◆ Task statement: In the response, each entry below should appear again exactly as given.

Data shown: Begin

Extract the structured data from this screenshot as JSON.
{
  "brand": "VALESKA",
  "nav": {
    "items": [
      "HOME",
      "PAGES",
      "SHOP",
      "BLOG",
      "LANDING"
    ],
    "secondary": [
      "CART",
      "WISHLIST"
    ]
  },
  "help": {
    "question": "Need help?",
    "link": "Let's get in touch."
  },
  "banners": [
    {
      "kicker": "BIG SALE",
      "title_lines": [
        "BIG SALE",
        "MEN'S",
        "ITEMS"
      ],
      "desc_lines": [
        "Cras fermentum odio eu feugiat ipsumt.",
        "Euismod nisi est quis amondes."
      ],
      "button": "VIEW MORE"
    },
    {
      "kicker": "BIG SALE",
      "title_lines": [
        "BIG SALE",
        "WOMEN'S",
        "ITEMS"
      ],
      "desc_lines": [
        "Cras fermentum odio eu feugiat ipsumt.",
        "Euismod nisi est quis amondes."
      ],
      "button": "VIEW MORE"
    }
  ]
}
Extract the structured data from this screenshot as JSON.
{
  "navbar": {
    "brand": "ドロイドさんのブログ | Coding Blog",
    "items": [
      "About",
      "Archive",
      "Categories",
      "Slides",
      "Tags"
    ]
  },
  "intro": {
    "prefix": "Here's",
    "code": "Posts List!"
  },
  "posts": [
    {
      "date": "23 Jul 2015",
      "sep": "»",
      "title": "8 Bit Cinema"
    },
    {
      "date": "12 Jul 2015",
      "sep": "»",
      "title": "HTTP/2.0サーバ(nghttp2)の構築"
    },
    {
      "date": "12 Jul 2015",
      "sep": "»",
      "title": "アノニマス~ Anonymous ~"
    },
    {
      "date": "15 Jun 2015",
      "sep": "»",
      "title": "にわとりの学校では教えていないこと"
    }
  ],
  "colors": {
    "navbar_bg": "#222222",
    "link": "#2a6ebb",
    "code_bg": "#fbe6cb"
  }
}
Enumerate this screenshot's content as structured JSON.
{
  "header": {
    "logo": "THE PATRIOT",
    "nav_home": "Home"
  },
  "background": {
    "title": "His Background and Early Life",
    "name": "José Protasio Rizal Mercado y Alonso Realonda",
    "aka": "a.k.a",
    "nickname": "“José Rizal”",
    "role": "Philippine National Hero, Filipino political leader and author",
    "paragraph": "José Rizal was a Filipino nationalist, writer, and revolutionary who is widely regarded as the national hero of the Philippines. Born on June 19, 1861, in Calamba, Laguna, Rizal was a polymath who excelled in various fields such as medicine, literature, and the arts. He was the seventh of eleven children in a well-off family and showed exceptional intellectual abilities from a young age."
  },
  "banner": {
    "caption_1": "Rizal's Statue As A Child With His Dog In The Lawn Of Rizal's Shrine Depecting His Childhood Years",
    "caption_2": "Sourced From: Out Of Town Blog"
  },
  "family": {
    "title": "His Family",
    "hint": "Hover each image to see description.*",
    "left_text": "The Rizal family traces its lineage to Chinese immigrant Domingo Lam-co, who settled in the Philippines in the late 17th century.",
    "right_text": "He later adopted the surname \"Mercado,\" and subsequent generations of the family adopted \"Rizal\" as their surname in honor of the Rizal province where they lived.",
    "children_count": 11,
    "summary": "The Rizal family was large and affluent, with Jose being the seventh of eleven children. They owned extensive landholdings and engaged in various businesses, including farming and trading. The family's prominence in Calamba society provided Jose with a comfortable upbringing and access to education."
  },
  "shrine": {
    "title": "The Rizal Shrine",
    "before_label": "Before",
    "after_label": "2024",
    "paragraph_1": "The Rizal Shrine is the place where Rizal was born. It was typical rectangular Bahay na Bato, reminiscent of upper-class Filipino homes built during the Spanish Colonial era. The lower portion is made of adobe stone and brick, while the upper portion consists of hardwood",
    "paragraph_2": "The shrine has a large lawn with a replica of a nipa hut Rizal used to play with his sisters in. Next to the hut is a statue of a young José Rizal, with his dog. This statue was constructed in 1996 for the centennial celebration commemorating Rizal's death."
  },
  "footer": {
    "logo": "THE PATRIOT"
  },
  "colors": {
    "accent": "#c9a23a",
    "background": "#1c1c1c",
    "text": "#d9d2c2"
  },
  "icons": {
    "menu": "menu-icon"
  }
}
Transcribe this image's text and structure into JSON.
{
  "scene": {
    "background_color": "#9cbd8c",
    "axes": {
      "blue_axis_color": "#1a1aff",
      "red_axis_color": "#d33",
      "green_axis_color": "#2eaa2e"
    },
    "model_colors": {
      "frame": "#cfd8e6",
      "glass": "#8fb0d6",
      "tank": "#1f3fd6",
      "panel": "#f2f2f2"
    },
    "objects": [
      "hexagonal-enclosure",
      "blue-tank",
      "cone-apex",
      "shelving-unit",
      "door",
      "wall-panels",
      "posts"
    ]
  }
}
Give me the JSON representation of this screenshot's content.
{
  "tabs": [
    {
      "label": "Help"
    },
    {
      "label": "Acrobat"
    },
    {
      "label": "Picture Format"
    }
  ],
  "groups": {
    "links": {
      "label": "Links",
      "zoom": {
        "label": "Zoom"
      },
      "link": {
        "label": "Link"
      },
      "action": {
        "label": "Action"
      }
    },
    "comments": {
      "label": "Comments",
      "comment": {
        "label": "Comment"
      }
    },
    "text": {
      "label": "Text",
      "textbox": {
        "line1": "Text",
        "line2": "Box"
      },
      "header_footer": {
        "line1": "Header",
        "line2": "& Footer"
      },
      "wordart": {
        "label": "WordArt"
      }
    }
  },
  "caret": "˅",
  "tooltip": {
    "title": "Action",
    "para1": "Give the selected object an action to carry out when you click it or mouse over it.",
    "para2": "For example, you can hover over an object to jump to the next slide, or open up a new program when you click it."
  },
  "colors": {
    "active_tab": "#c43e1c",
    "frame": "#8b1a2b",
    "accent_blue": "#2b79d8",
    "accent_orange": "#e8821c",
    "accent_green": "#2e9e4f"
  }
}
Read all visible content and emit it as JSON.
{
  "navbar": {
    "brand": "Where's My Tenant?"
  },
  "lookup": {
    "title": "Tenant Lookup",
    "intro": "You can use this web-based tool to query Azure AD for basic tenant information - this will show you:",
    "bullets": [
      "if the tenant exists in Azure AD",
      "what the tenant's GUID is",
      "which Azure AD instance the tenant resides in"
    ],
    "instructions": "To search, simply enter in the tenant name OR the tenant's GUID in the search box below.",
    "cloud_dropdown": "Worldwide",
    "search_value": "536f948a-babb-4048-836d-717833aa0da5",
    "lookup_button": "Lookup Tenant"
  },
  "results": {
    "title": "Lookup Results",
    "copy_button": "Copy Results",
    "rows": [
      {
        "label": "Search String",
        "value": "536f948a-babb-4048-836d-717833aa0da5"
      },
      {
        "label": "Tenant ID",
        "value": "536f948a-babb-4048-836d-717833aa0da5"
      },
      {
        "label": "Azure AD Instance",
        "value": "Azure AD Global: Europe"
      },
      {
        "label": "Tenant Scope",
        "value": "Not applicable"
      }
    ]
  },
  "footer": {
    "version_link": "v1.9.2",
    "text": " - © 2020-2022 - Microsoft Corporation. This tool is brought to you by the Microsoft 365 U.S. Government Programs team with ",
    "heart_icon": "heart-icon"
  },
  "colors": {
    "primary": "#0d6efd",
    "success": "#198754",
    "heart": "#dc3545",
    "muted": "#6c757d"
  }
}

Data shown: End

◆ Solution to this exercise:
Extract the structured data from this screenshot as JSON.
{
  "brand": "VALESKA",
  "nav": {
    "items": [
      "HOME",
      "PAGES",
      "SHOP",
      "BLOG",
      "LANDING"
    ],
    "secondary": [
      "CART",
      "WISHLIST"
    ]
  },
  "help": {
    "question": "Need help?",
    "link": "Let's get in touch."
  },
  "banners": [
    {
      "kicker": "BIG SALE",
      "title_lines": [
        "BIG SALE",
        "MEN'S",
        "ITEMS"
      ],
      "desc_lines": [
        "Cras fermentum odio eu feugiat ipsumt.",
        "Euismod nisi est quis amondes."
      ],
      "button": "VIEW MORE"
    },
    {
      "kicker": "BIG SALE",
      "title_lines": [
        "BIG SALE",
        "WOMEN'S",
        "ITEMS"
      ],
      "desc_lines": [
        "Cras fermentum odio eu feugiat ipsumt.",
        "Euismod nisi est quis amondes."
      ],
      "button": "VIEW MORE"
    }
  ]
}
Extract the structured data from this screenshot as JSON.
{
  "navbar": {
    "brand": "ドロイドさんのブログ | Coding Blog",
    "items": [
      "About",
      "Archive",
      "Categories",
      "Slides",
      "Tags"
    ]
  },
  "intro": {
    "prefix": "Here's",
    "code": "Posts List!"
  },
  "posts": [
    {
      "date": "23 Jul 2015",
      "sep": "»",
      "title": "8 Bit Cinema"
    },
    {
      "date": "12 Jul 2015",
      "sep": "»",
      "title": "HTTP/2.0サーバ(nghttp2)の構築"
    },
    {
      "date": "12 Jul 2015",
      "sep": "»",
      "title": "アノニマス~ Anonymous ~"
    },
    {
      "date": "15 Jun 2015",
      "sep": "»",
      "title": "にわとりの学校では教えていないこと"
    }
  ],
  "colors": {
    "navbar_bg": "#222222",
    "link": "#2a6ebb",
    "code_bg": "#fbe6cb"
  }
}
Enumerate this screenshot's content as structured JSON.
{
  "header": {
    "logo": "THE PATRIOT",
    "nav_home": "Home"
  },
  "background": {
    "title": "His Background and Early Life",
    "name": "José Protasio Rizal Mercado y Alonso Realonda",
    "aka": "a.k.a",
    "nickname": "“José Rizal”",
    "role": "Philippine National Hero, Filipino political leader and author",
    "paragraph": "José Rizal was a Filipino nationalist, writer, and revolutionary who is widely regarded as the national hero of the Philippines. Born on June 19, 1861, in Calamba, Laguna, Rizal was a polymath who excelled in various fields such as medicine, literature, and the arts. He was the seventh of eleven children in a well-off family and showed exceptional intellectual abilities from a young age."
  },
  "banner": {
    "caption_1": "Rizal's Statue As A Child With His Dog In The Lawn Of Rizal's Shrine Depecting His Childhood Years",
    "caption_2": "Sourced From: Out Of Town Blog"
  },
  "family": {
    "title": "His Family",
    "hint": "Hover each image to see description.*",
    "left_text": "The Rizal family traces its lineage to Chinese immigrant Domingo Lam-co, who settled in the Philippines in the late 17th century.",
    "right_text": "He later adopted the surname \"Mercado,\" and subsequent generations of the family adopted \"Rizal\" as their surname in honor of the Rizal province where they lived.",
    "children_count": 11,
    "summary": "The Rizal family was large and affluent, with Jose being the seventh of eleven children. They owned extensive landholdings and engaged in various businesses, including farming and trading. The family's prominence in Calamba society provided Jose with a comfortable upbringing and access to education."
  },
  "shrine": {
    "title": "The Rizal Shrine",
    "before_label": "Before",
    "after_label": "2024",
    "paragraph_1": "The Rizal Shrine is the place where Rizal was born. It was typical rectangular Bahay na Bato, reminiscent of upper-class Filipino homes built during the Spanish Colonial era. The lower portion is made of adobe stone and brick, while the upper portion consists of hardwood",
    "paragraph_2": "The shrine has a large lawn with a replica of a nipa hut Rizal used to play with his sisters in. Next to the hut is a statue of a young José Rizal, with his dog. This statue was constructed in 1996 for the centennial celebration commemorating Rizal's death."
  },
  "footer": {
    "logo": "THE PATRIOT"
  },
  "colors": {
    "accent": "#c9a23a",
    "background": "#1c1c1c",
    "text": "#d9d2c2"
  },
  "icons": {
    "menu": "menu-icon"
  }
}
Transcribe this image's text and structure into JSON.
{
  "scene": {
    "background_color": "#9cbd8c",
    "axes": {
      "blue_axis_color": "#1a1aff",
      "red_axis_color": "#d33",
      "green_axis_color": "#2eaa2e"
    },
    "model_colors": {
      "frame": "#cfd8e6",
      "glass": "#8fb0d6",
      "tank": "#1f3fd6",
      "panel": "#f2f2f2"
    },
    "objects": [
      "hexagonal-enclosure",
      "blue-tank",
      "cone-apex",
      "shelving-unit",
      "door",
      "wall-panels",
      "posts"
    ]
  }
}
Give me the JSON representation of this screenshot's content.
{
  "tabs": [
    {
      "label": "Help"
    },
    {
      "label": "Acrobat"
    },
    {
      "label": "Picture Format"
    }
  ],
  "groups": {
    "links": {
      "label": "Links",
      "zoom": {
        "label": "Zoom"
      },
      "link": {
        "label": "Link"
      },
      "action": {
        "label": "Action"
      }
    },
    "comments": {
      "label": "Comments",
      "comment": {
        "label": "Comment"
      }
    },
    "text": {
      "label": "Text",
      "textbox": {
        "line1": "Text",
        "line2": "Box"
      },
      "header_footer": {
        "line1": "Header",
        "line2": "& Footer"
      },
      "wordart": {
        "label": "WordArt"
      }
    }
  },
  "caret": "˅",
  "tooltip": {
    "title": "Action",
    "para1": "Give the selected object an action to carry out when you click it or mouse over it.",
    "para2": "For example, you can hover over an object to jump to the next slide, or open up a new program when you click it."
  },
  "colors": {
    "active_tab": "#c43e1c",
    "frame": "#8b1a2b",
    "accent_blue": "#2b79d8",
    "accent_orange": "#e8821c",
    "accent_green": "#2e9e4f"
  }
}
Read all visible content and emit it as JSON.
{
  "navbar": {
    "brand": "Where's My Tenant?"
  },
  "lookup": {
    "title": "Tenant Lookup",
    "intro": "You can use this web-based tool to query Azure AD for basic tenant information - this will show you:",
    "bullets": [
      "if the tenant exists in Azure AD",
      "what the tenant's GUID is",
      "which Azure AD instance the tenant resides in"
    ],
    "instructions": "To search, simply enter in the tenant name OR the tenant's GUID in the search box below.",
    "cloud_dropdown": "Worldwide",
    "search_value": "536f948a-babb-4048-836d-717833aa0da5",
    "lookup_button": "Lookup Tenant"
  },
  "results": {
    "title": "Lookup Results",
    "copy_button": "Copy Results",
    "rows": [
      {
        "label": "Search String",
        "value": "536f948a-babb-4048-836d-717833aa0da5"
      },
      {
        "label": "Tenant ID",
        "value": "536f948a-babb-4048-836d-717833aa0da5"
      },
      {
        "label": "Azure AD Instance",
        "value": "Azure AD Global: Europe"
      },
      {
        "label": "Tenant Scope",
        "value": "Not applicable"
      }
    ]
  },
  "footer": {
    "version_link": "v1.9.2",
    "text": " - © 2020-2022 - Microsoft Corporation. This tool is brought to you by the Microsoft 365 U.S. Government Programs team with ",
    "heart_icon": "heart-icon"
  },
  "colors": {
    "primary": "#0d6efd",
    "success": "#198754",
    "heart": "#dc3545",
    "muted": "#6c757d"
  }
}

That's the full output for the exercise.